- _WHAT THE EXERCISE ASKS_:
In the listing that follows, how many lines include the word "search"? Only the number is wanted.
* * * * *
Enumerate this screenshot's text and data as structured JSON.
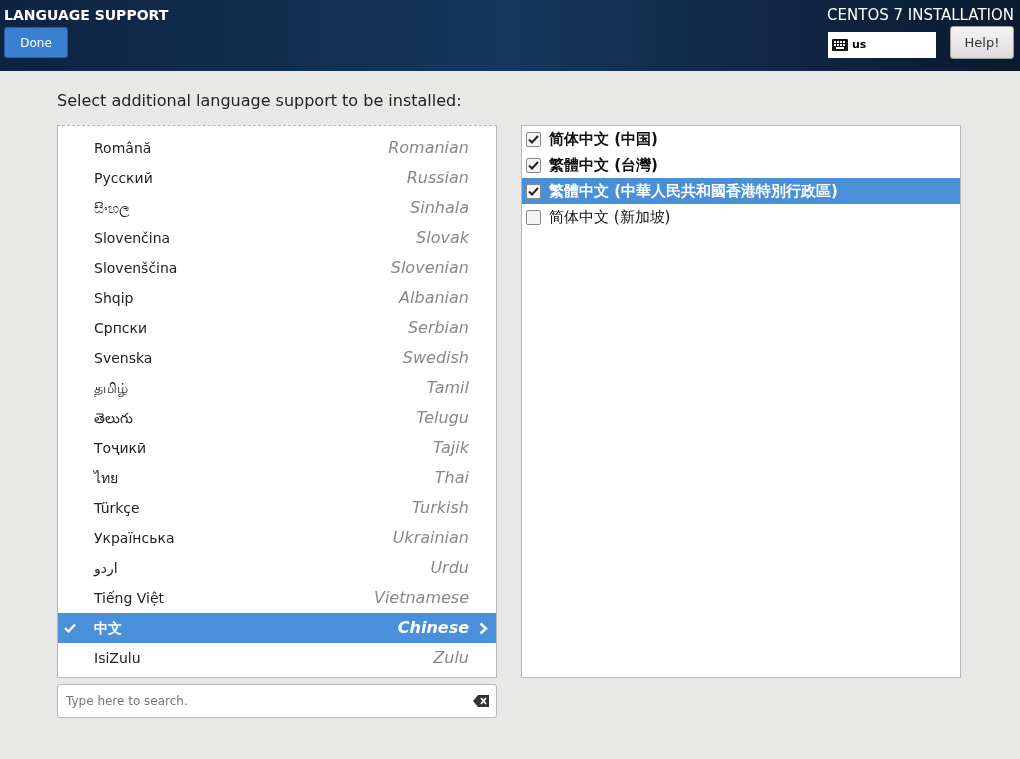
{
  "header": {
    "title": "LANGUAGE SUPPORT",
    "done_button": "Done",
    "product": "CENTOS 7 INSTALLATION",
    "keyboard_layout": "us",
    "help_button": "Help!"
  },
  "prompt": "Select additional language support to be installed:",
  "languages": [
    {
      "native": "Română",
      "english": "Romanian",
      "selected": false,
      "checked": false
    },
    {
      "native": "Русский",
      "english": "Russian",
      "selected": false,
      "checked": false
    },
    {
      "native": "සිංහල",
      "english": "Sinhala",
      "selected": false,
      "checked": false
    },
    {
      "native": "Slovenčina",
      "english": "Slovak",
      "selected": false,
      "checked": false
    },
    {
      "native": "Slovenščina",
      "english": "Slovenian",
      "selected": false,
      "checked": false
    },
    {
      "native": "Shqip",
      "english": "Albanian",
      "selected": false,
      "checked": false
    },
    {
      "native": "Српски",
      "english": "Serbian",
      "selected": false,
      "checked": false
    },
    {
      "native": "Svenska",
      "english": "Swedish",
      "selected": false,
      "checked": false
    },
    {
      "native": "தமிழ்",
      "english": "Tamil",
      "selected": false,
      "checked": false
    },
    {
      "native": "తెలుగు",
      "english": "Telugu",
      "selected": false,
      "checked": false
    },
    {
      "native": "Тоҷикӣ",
      "english": "Tajik",
      "selected": false,
      "checked": false
    },
    {
      "native": "ไทย",
      "english": "Thai",
      "selected": false,
      "checked": false
    },
    {
      "native": "Türkçe",
      "english": "Turkish",
      "selected": false,
      "checked": false
    },
    {
      "native": "Українська",
      "english": "Ukrainian",
      "selected": false,
      "checked": false
    },
    {
      "native": "اردو",
      "english": "Urdu",
      "selected": false,
      "checked": false
    },
    {
      "native": "Tiếng Việt",
      "english": "Vietnamese",
      "selected": false,
      "checked": false
    },
    {
      "native": "中文",
      "english": "Chinese",
      "selected": true,
      "checked": true
    },
    {
      "native": "IsiZulu",
      "english": "Zulu",
      "selected": false,
      "checked": false
    }
  ],
  "search": {
    "placeholder": "Type here to search."
  },
  "locales": [
    {
      "label": "简体中文 (中国)",
      "checked": true,
      "selected": false
    },
    {
      "label": "繁體中文 (台灣)",
      "checked": true,
      "selected": false
    },
    {
      "label": "繁體中文 (中華人民共和國香港特別行政區)",
      "checked": true,
      "selected": true
    },
    {
      "label": "简体中文 (新加坡)",
      "checked": false,
      "selected": false
    }
  ]
}
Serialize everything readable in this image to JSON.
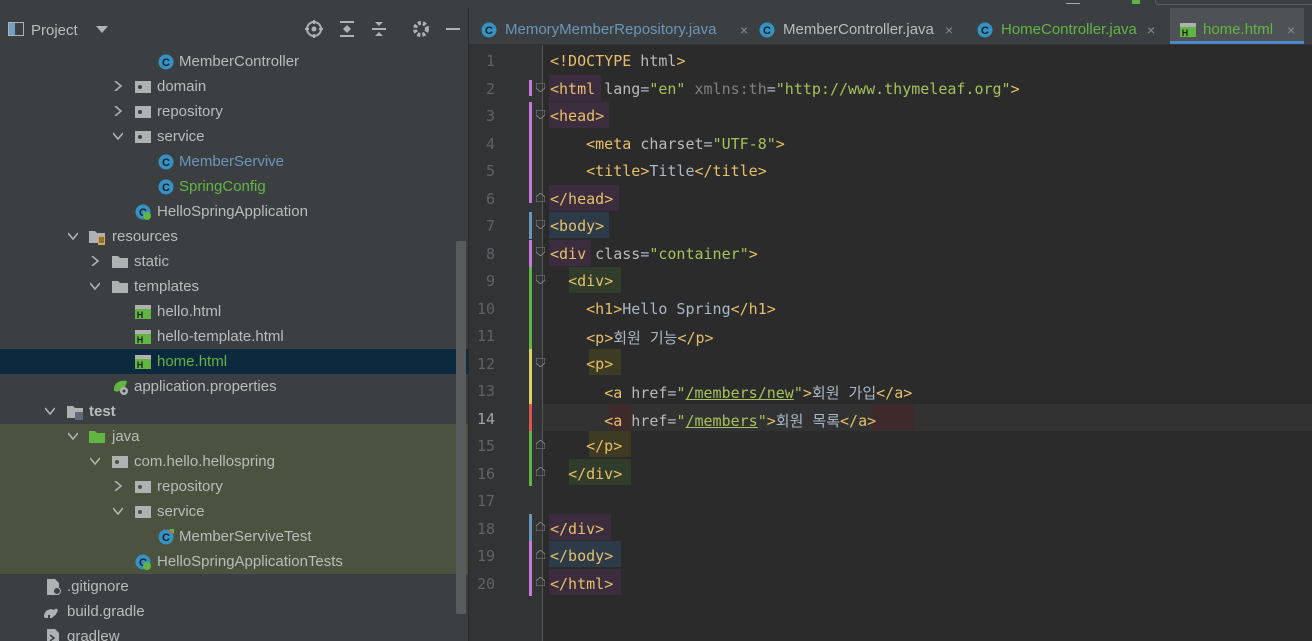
{
  "project_panel": {
    "title": "Project",
    "tree": [
      {
        "label": "MemberController",
        "style": "plain",
        "icon": "class-icon"
      },
      {
        "label": "domain",
        "style": "plain",
        "icon": "package-icon"
      },
      {
        "label": "repository",
        "style": "plain",
        "icon": "package-icon"
      },
      {
        "label": "service",
        "style": "plain",
        "icon": "package-icon"
      },
      {
        "label": "MemberServive",
        "style": "blue",
        "icon": "class-icon"
      },
      {
        "label": "SpringConfig",
        "style": "green",
        "icon": "class-icon"
      },
      {
        "label": "HelloSpringApplication",
        "style": "plain",
        "icon": "spring-boot-class-icon"
      },
      {
        "label": "resources",
        "style": "plain",
        "icon": "resources-folder-icon"
      },
      {
        "label": "static",
        "style": "plain",
        "icon": "folder-icon"
      },
      {
        "label": "templates",
        "style": "plain",
        "icon": "folder-icon"
      },
      {
        "label": "hello.html",
        "style": "plain",
        "icon": "html-file-icon"
      },
      {
        "label": "hello-template.html",
        "style": "plain",
        "icon": "html-file-icon"
      },
      {
        "label": "home.html",
        "style": "green",
        "icon": "html-file-icon"
      },
      {
        "label": "application.properties",
        "style": "plain",
        "icon": "properties-file-icon"
      },
      {
        "label": "test",
        "style": "bold",
        "icon": "test-folder-icon"
      },
      {
        "label": "java",
        "style": "plain",
        "icon": "test-source-folder-icon"
      },
      {
        "label": "com.hello.hellospring",
        "style": "plain",
        "icon": "package-icon"
      },
      {
        "label": "repository",
        "style": "plain",
        "icon": "package-icon"
      },
      {
        "label": "service",
        "style": "plain",
        "icon": "package-icon"
      },
      {
        "label": "MemberServiveTest",
        "style": "plain",
        "icon": "test-class-icon"
      },
      {
        "label": "HelloSpringApplicationTests",
        "style": "plain",
        "icon": "test-class-icon"
      },
      {
        "label": ".gitignore",
        "style": "plain",
        "icon": "gitignore-file-icon"
      },
      {
        "label": "build.gradle",
        "style": "plain",
        "icon": "gradle-file-icon"
      },
      {
        "label": "gradlew",
        "style": "plain",
        "icon": "file-icon"
      }
    ]
  },
  "tabs": [
    {
      "label": "MemoryMemberRepository.java",
      "color": "#6897bb",
      "close": "×"
    },
    {
      "label": "MemberController.java",
      "color": "#bbbbbb",
      "close": "×"
    },
    {
      "label": "HomeController.java",
      "color": "#62b543",
      "close": "×"
    },
    {
      "label": "home.html",
      "color": "#62b543",
      "close": "×"
    }
  ],
  "editor": {
    "current_line": 14,
    "line_numbers": [
      "1",
      "2",
      "3",
      "4",
      "5",
      "6",
      "7",
      "8",
      "9",
      "10",
      "11",
      "12",
      "13",
      "14",
      "15",
      "16",
      "17",
      "18",
      "19",
      "20"
    ],
    "lines": [
      "<!DOCTYPE html>",
      "<html lang=\"en\" xmlns:th=\"http://www.thymeleaf.org\">",
      "<head>",
      "    <meta charset=\"UTF-8\">",
      "    <title>Title</title>",
      "</head>",
      "<body>",
      "<div class=\"container\">",
      "  <div>",
      "    <h1>Hello Spring</h1>",
      "    <p>회원 기능</p>",
      "    <p>",
      "      <a href=\"/members/new\">회원 가입</a>",
      "      <a href=\"/members\">회원 목록</a>",
      "    </p>",
      "  </div>",
      "",
      "</div>",
      "</body>",
      "</html>"
    ]
  },
  "colors": {
    "tag": "#e8bf6a",
    "attr_value": "#a5c25c",
    "text": "#a9b7c6",
    "selection": "#0d293e",
    "test_highlight": "#4b5340"
  }
}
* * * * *
- _OUTPUT_:
2